Exercise: Where the word "structured" shows up in a line below, that line is counted. State how many lines are counted, without any other words.

Stored data entries:
■ ■ ■ ■ ■ ■ ■
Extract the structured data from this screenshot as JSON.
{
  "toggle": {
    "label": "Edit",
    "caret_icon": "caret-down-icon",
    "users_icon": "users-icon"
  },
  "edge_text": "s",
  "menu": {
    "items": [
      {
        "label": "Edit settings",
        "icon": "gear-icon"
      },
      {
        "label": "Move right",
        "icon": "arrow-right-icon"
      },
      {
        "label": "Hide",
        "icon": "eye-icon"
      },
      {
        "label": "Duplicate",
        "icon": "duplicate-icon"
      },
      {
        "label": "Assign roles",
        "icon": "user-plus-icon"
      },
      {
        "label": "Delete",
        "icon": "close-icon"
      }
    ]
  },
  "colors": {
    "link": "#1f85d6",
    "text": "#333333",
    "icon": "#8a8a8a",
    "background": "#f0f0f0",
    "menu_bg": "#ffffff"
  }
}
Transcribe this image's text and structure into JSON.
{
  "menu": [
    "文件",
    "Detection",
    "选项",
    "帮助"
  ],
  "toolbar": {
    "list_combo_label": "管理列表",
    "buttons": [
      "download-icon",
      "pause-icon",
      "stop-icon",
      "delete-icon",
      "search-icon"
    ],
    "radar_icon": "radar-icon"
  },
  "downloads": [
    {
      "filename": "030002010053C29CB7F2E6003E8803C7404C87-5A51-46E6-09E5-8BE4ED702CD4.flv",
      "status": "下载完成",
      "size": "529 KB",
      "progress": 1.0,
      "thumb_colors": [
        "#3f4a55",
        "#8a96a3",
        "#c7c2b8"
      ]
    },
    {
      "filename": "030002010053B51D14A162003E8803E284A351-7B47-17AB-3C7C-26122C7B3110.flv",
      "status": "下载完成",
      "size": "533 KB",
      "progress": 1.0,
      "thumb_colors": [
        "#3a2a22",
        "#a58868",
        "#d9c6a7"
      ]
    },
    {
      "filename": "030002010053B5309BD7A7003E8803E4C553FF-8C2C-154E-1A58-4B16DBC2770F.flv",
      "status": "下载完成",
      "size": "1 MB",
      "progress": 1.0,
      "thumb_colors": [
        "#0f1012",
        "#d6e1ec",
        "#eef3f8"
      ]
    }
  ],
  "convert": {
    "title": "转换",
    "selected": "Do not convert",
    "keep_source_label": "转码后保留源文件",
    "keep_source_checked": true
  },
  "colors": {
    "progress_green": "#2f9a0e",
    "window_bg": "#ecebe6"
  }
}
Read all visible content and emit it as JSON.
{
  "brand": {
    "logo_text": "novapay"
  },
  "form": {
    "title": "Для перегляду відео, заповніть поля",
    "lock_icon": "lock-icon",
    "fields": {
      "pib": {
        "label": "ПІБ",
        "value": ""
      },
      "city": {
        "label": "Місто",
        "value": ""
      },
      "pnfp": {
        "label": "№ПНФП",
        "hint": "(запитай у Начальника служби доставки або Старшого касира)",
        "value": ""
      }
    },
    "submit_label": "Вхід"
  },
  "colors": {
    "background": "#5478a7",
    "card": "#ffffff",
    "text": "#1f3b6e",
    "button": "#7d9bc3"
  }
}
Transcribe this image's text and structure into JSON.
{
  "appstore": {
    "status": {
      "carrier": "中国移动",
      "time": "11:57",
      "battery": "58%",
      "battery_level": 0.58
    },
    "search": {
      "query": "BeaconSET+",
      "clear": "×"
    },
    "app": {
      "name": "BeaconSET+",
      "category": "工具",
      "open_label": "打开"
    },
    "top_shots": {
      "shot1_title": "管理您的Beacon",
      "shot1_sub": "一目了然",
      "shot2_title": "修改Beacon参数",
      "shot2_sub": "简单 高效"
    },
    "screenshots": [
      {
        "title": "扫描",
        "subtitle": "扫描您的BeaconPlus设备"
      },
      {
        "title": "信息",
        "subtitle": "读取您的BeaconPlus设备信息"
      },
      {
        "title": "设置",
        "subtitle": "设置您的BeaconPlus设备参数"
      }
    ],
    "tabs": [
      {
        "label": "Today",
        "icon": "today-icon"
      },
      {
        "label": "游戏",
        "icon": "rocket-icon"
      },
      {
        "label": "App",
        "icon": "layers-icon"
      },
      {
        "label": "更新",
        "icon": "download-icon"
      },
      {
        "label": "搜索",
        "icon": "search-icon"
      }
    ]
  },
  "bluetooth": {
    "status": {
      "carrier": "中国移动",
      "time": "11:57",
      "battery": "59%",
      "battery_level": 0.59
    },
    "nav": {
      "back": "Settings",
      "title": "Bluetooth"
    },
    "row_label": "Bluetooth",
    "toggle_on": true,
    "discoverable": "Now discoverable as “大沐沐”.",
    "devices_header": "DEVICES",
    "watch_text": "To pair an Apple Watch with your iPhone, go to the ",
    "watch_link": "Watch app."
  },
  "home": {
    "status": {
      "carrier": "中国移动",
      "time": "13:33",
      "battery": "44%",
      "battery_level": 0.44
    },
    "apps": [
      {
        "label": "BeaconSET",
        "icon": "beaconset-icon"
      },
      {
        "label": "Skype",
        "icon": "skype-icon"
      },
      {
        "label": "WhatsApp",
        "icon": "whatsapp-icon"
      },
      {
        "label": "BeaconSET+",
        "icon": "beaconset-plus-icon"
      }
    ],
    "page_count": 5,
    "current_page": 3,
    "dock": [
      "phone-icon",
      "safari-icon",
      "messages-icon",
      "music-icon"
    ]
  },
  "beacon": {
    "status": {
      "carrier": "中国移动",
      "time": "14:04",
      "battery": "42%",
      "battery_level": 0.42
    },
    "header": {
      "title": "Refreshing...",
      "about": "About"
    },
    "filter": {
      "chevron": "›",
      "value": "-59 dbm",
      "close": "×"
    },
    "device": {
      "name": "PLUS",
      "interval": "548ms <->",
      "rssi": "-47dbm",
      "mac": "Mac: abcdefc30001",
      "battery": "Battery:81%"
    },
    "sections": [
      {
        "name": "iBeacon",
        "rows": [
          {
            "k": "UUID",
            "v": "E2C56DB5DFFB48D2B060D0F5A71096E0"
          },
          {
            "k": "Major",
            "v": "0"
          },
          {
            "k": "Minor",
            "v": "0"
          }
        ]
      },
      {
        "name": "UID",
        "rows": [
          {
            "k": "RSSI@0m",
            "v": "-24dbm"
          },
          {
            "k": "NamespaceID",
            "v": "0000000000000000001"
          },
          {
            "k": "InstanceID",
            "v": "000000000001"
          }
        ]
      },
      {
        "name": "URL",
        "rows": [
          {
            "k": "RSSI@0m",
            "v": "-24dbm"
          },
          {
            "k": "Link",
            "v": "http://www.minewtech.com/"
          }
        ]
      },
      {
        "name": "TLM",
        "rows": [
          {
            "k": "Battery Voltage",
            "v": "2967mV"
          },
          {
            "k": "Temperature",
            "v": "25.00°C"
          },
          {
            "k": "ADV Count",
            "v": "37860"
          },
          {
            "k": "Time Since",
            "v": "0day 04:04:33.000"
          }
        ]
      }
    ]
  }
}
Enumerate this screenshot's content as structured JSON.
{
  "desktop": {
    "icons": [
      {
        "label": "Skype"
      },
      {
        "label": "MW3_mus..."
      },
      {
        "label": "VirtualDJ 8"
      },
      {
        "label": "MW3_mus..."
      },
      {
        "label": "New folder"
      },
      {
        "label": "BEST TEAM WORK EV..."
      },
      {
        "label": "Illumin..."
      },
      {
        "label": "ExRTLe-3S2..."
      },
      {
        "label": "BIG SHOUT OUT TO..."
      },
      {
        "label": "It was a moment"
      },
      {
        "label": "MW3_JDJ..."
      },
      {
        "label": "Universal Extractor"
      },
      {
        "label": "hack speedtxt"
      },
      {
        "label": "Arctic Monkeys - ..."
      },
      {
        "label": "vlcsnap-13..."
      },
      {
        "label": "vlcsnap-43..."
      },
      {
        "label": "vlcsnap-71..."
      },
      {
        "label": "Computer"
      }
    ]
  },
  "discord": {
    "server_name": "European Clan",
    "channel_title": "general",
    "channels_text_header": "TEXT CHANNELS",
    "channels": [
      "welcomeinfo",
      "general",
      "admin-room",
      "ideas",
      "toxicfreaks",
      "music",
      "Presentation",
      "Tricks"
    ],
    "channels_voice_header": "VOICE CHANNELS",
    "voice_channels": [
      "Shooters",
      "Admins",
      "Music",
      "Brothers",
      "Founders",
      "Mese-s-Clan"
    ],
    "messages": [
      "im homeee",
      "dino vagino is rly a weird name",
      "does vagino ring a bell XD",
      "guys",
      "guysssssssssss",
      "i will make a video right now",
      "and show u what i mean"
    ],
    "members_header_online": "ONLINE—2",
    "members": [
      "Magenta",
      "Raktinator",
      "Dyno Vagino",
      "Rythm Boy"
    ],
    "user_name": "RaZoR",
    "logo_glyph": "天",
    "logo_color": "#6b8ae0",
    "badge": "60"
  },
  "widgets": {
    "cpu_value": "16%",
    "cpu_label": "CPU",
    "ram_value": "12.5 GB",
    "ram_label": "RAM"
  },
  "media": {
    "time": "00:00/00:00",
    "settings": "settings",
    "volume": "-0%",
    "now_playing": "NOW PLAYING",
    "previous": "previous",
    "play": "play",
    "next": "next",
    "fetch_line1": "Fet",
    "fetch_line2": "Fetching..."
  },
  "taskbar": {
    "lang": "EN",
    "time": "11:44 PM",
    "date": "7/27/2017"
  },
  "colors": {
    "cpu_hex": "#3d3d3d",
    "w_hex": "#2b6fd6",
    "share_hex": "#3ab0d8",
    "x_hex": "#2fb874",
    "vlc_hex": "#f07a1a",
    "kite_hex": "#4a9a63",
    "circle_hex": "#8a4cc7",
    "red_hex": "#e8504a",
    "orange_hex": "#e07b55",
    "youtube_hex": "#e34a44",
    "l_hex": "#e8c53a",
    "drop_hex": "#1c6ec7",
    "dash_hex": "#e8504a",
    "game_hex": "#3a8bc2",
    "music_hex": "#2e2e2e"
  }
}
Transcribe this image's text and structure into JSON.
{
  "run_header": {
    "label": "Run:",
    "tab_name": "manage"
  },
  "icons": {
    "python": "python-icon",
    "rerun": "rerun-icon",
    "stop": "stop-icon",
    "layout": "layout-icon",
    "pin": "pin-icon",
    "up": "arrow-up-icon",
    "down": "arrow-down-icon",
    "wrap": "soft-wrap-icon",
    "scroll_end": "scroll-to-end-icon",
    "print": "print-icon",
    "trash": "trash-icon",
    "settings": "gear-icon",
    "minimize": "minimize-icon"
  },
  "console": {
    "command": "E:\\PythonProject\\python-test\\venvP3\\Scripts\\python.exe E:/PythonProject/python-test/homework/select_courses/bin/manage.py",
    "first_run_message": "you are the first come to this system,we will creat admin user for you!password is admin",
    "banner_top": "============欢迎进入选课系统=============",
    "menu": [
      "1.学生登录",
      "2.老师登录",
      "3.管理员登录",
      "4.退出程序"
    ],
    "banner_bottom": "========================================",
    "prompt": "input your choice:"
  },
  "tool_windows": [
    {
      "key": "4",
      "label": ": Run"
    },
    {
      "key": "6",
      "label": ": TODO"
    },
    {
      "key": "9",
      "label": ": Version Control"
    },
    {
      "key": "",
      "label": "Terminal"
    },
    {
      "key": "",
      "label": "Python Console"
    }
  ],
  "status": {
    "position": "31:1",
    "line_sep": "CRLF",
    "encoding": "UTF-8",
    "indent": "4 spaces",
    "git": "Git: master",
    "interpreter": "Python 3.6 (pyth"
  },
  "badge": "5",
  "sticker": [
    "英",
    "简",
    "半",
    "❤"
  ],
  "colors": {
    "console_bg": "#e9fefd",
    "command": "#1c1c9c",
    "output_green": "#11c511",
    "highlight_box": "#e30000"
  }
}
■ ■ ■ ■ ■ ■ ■
Task answer: 2